Sports tech firm ShotTracker on Thursday announced an $11 million financing round led by Verizon Ventures and broadcast equipment manufacturer Evertz Technologies, based in Canada. Terms of the financing were not made public.
ShotTracker is a data analytics company co-founded by Davyeon Ross that provides real-time basketball stats and insight for teams and broadcasters. Its system uses sensors placed around arenas to track movement in real-time, allowing players to identify their most productive areas on the court.
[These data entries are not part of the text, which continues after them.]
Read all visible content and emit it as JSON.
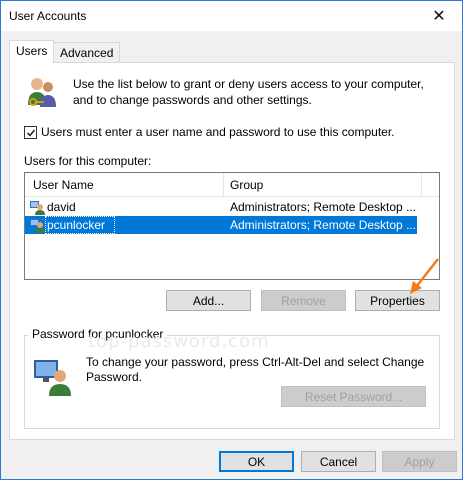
{
  "window": {
    "title": "User Accounts",
    "close_glyph": "✕"
  },
  "tabs": [
    {
      "label": "Users",
      "active": true
    },
    {
      "label": "Advanced",
      "active": false
    }
  ],
  "users_tab": {
    "intro": "Use the list below to grant or deny users access to your computer, and to change passwords and other settings.",
    "require_login": {
      "label": "Users must enter a user name and password to use this computer.",
      "checked": true
    },
    "list_label": "Users for this computer:",
    "columns": [
      "User Name",
      "Group"
    ],
    "rows": [
      {
        "name": "david",
        "group": "Administrators; Remote Desktop ...",
        "selected": false
      },
      {
        "name": "pcunlocker",
        "group": "Administrators; Remote Desktop ...",
        "selected": true
      }
    ],
    "buttons": {
      "add": "Add...",
      "remove": "Remove",
      "properties": "Properties"
    }
  },
  "password_group": {
    "title": "Password for pcunlocker",
    "text": "To change your password, press Ctrl-Alt-Del and select Change Password.",
    "reset_button": "Reset Password...",
    "watermark": "top-password.com"
  },
  "footer": {
    "ok": "OK",
    "cancel": "Cancel",
    "apply": "Apply"
  },
  "colors": {
    "accent": "#0078d7",
    "arrow": "#f07c1b"
  }
}
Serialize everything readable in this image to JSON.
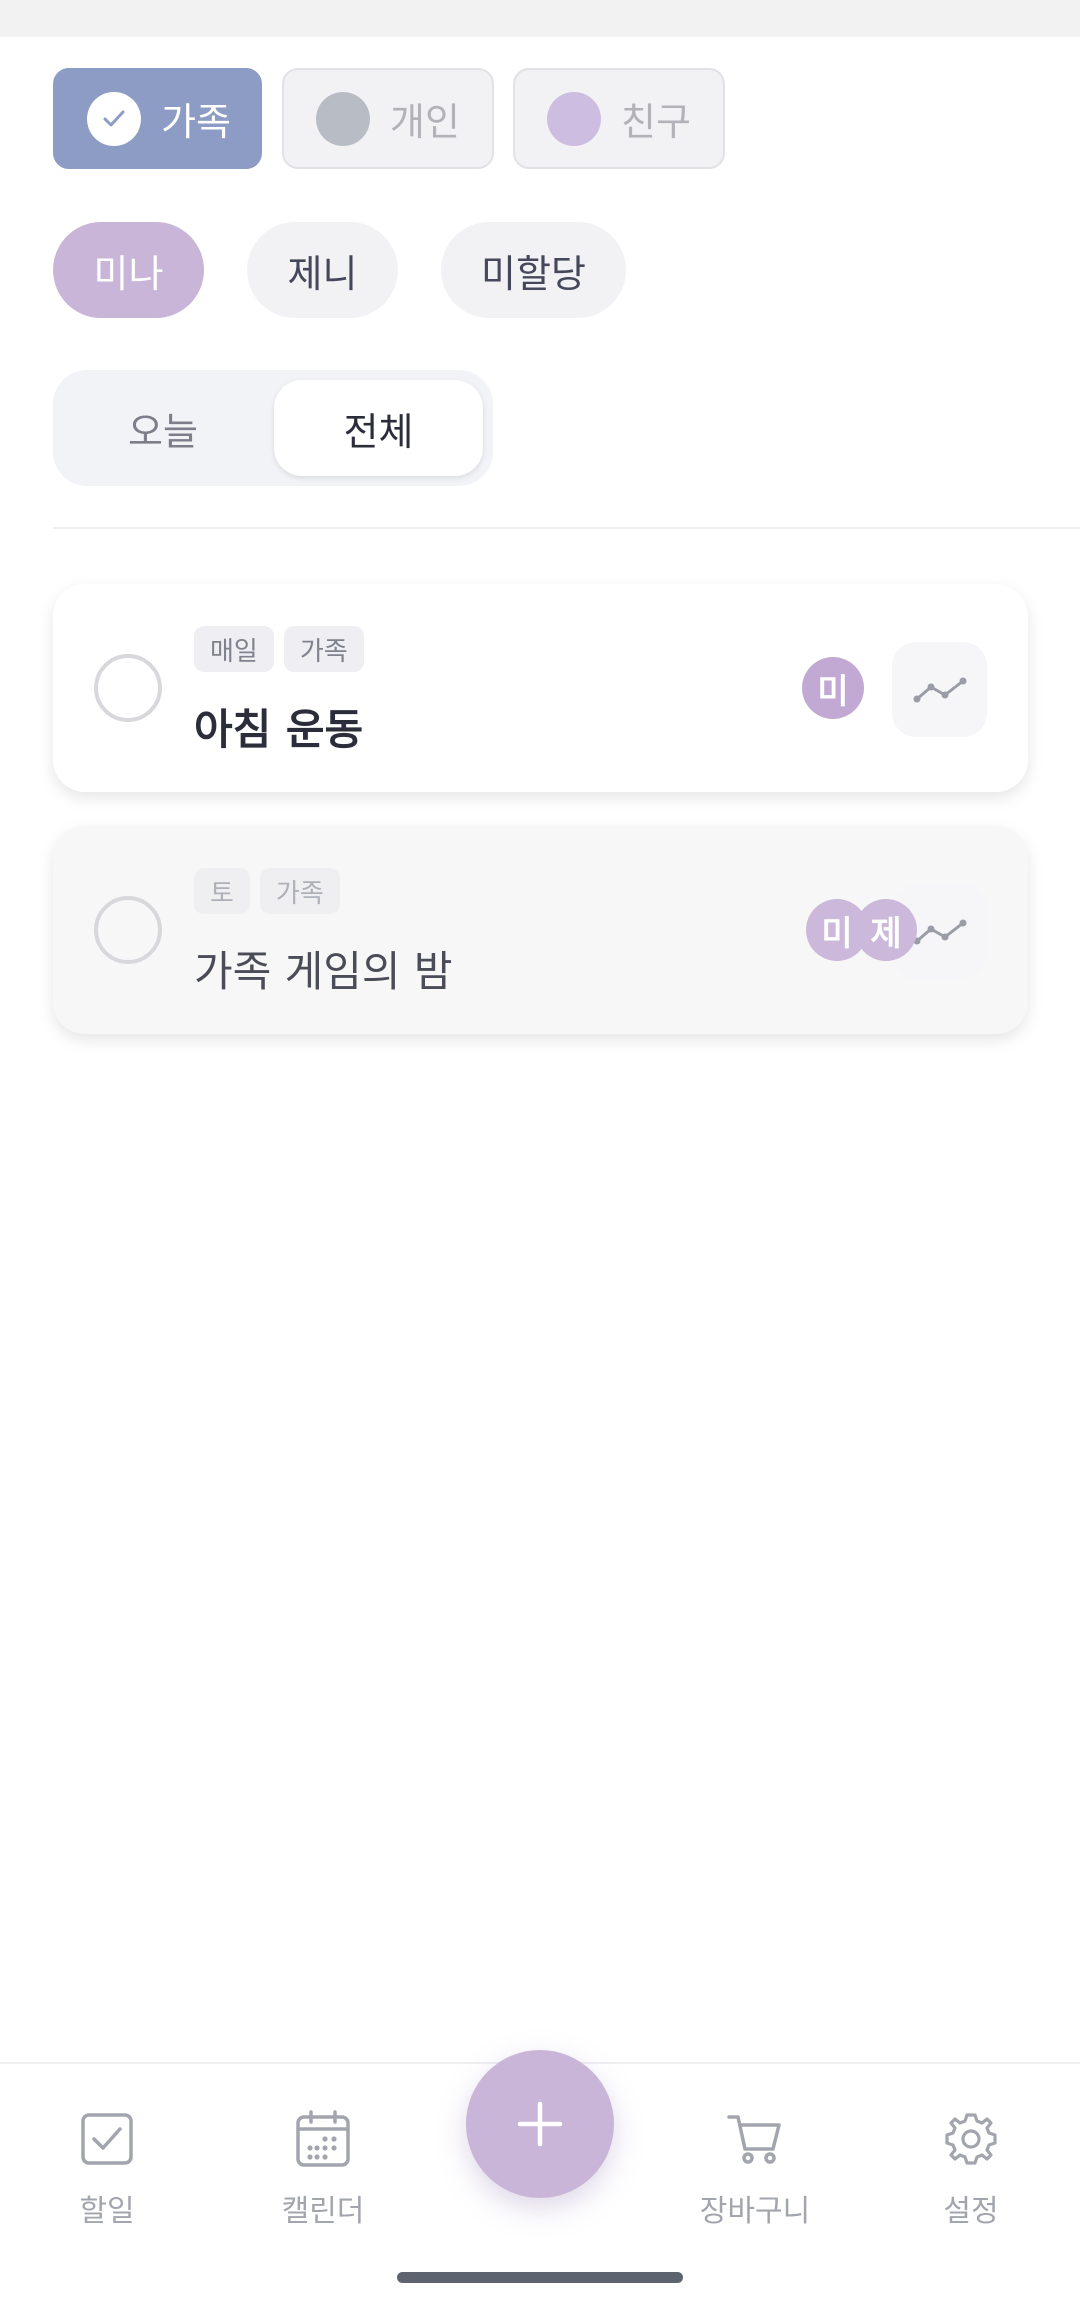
{
  "categories": [
    {
      "label": "가족",
      "state": "active",
      "dot_color": "#ffffff"
    },
    {
      "label": "개인",
      "state": "inactive",
      "dot_color": "#b8bcc4"
    },
    {
      "label": "친구",
      "state": "inactive",
      "dot_color": "#cdbde0"
    }
  ],
  "people": [
    {
      "label": "미나",
      "state": "active"
    },
    {
      "label": "제니",
      "state": "inactive"
    },
    {
      "label": "미할당",
      "state": "inactive"
    }
  ],
  "view_toggle": {
    "options": [
      "오늘",
      "전체"
    ],
    "selected": "전체"
  },
  "tasks": [
    {
      "tags": [
        "매일",
        "가족"
      ],
      "title": "아침 운동",
      "assignees": [
        "미"
      ],
      "completed": false
    },
    {
      "tags": [
        "토",
        "가족"
      ],
      "title": "가족 게임의 밤",
      "assignees": [
        "미",
        "제"
      ],
      "completed": false
    }
  ],
  "bottom_nav": {
    "items": [
      {
        "label": "할일",
        "icon": "checkbox-icon"
      },
      {
        "label": "캘린더",
        "icon": "calendar-icon"
      },
      {
        "label": "장바구니",
        "icon": "cart-icon"
      },
      {
        "label": "설정",
        "icon": "gear-icon"
      }
    ],
    "fab_icon": "plus-icon"
  },
  "colors": {
    "accent": "#c8b5d8",
    "category_active": "#8c9cc4",
    "text_primary": "#2b2d3a"
  }
}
It uses sensors in basketballs, players' jerseys and court sensors to create a 3D court for enhanced analytics.
ShotTracker's systems cost roughly $45,000 to install and are used by more than 60 NCAA men's and women's college basketball schools, with partners including apparel companies Nike, Adidas, and Under Armour.
ShotTracker said it plans to use the funds to "accelerate its deployment across NCAA Division I Power 6 Basketball Conferences, expand hiring, further key partnerships and enhance sensor capabilities and data capture for players, coaches, fans and broadcasters."
With Verizon onboard, ShotTracker said it will also improve its cloud infrastructure by adding 5G capabilities.
"ShotTracker's real-time sports data will transform fan experiences, athletic performance, sports broadcast and more," said Michelle McCarthy, Verizon Ventures' managing director, in a statement. "We're proud to invest in a team of industry veterans as they pave the way for data capture in gameplay to improve all areas of the sport."
Added ShotTracker CEO, Bill Moses: "The entire ShotTracker team is excited to have the opportunity of working with two such farsighted technology leaders as Evertz and Verizon Ventures, each of whom brings special capabilities to enable us to fulfill our vision of what truly real-time statistics and analytics can mean."
Last February, CNBC reported ShotTracker joined a partnership with sports marketing firm Learfield IMG, which represents ShotTracker on the sponsorship marketplace.
Before this funding round, the firm raised more than $25 million from investors, including NBA legend Magic Johnson and former NBA commissioner David Stern, who passed away last January.